TASK GOAL. This exercise asks for every line of the material that contains the word "manager".

DATA EXTRACTS.
------------------------------------

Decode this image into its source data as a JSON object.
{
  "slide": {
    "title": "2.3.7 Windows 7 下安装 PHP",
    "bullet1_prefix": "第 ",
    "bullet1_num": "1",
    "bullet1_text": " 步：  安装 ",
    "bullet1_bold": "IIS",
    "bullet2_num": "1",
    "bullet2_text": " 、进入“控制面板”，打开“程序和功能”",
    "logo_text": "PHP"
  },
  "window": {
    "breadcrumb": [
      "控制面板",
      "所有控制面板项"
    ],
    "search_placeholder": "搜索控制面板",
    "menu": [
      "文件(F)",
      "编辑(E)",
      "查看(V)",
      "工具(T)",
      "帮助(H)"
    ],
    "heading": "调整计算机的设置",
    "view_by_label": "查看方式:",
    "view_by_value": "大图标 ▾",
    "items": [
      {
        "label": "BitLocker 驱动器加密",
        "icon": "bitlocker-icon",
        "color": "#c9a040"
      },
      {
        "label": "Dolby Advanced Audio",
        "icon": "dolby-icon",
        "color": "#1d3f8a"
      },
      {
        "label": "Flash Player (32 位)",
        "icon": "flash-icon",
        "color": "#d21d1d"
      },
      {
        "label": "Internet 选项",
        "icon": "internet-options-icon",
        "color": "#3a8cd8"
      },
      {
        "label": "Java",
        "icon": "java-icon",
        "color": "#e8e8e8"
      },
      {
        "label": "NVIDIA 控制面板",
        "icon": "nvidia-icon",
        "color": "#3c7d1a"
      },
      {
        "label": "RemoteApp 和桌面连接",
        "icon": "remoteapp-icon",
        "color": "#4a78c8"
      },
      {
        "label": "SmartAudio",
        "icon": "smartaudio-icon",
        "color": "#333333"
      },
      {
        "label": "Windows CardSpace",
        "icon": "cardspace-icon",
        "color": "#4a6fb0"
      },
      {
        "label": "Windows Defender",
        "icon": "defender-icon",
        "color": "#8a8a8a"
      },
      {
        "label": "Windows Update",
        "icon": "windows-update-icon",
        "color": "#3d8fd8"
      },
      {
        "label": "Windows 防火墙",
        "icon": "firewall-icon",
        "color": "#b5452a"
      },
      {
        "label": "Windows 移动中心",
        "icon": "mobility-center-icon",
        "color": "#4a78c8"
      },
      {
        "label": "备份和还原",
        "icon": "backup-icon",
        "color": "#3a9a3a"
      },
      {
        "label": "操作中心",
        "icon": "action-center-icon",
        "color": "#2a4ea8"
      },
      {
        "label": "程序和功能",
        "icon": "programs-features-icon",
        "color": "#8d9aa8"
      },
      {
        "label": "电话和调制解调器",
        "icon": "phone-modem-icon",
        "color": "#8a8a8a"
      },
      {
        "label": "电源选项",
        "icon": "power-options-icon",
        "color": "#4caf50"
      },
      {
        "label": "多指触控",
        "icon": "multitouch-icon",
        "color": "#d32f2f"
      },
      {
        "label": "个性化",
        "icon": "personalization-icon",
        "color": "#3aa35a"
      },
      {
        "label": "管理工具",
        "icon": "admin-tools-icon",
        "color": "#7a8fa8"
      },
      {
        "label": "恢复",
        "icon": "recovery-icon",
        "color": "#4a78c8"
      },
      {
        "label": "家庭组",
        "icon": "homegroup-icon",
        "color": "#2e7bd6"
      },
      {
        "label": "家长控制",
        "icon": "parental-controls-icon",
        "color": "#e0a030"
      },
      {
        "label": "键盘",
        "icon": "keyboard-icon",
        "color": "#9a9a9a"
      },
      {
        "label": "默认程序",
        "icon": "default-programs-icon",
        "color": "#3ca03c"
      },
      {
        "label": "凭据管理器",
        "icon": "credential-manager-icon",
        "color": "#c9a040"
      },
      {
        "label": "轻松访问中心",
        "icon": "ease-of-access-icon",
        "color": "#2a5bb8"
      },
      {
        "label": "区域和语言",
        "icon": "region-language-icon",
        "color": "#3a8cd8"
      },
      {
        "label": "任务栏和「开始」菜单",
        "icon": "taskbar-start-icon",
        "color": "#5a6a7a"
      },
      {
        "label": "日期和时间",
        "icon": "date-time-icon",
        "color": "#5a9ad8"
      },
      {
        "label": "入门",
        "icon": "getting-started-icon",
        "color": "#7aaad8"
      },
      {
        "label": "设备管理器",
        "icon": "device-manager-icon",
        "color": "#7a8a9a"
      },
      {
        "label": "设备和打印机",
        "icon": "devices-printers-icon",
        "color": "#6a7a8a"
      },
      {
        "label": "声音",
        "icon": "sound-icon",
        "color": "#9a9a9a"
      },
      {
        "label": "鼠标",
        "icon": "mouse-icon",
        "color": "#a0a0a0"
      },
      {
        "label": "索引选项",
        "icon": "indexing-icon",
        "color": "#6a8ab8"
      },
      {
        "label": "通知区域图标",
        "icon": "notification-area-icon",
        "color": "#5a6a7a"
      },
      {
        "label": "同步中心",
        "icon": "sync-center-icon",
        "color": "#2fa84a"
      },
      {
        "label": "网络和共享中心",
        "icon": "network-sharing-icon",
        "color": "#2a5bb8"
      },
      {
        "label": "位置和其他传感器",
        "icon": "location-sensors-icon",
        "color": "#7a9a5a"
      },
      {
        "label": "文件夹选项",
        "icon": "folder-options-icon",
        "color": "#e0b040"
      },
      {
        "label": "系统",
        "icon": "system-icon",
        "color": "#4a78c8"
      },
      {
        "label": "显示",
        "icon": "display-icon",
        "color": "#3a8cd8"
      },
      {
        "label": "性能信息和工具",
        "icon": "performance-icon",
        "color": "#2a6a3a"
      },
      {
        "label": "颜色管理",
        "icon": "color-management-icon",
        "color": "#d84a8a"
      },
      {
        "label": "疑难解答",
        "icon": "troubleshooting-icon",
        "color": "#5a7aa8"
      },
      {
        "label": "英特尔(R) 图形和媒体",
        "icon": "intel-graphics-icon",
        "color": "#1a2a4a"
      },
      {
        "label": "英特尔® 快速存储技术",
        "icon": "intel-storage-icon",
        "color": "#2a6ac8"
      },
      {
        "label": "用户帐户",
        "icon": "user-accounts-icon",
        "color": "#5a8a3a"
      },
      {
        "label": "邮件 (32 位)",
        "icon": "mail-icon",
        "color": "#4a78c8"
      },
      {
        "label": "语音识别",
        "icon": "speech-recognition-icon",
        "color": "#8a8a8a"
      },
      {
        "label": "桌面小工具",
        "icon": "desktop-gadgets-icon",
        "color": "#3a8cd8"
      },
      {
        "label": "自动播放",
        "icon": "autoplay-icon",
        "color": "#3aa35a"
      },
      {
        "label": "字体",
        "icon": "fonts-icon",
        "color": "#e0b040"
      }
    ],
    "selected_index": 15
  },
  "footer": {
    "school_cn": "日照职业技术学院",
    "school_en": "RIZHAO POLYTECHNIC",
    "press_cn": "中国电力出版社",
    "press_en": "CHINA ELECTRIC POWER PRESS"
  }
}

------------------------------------

PROBLEM SOLUTION.
        "icon": "credential-manager-icon",
        "icon": "device-manager-icon",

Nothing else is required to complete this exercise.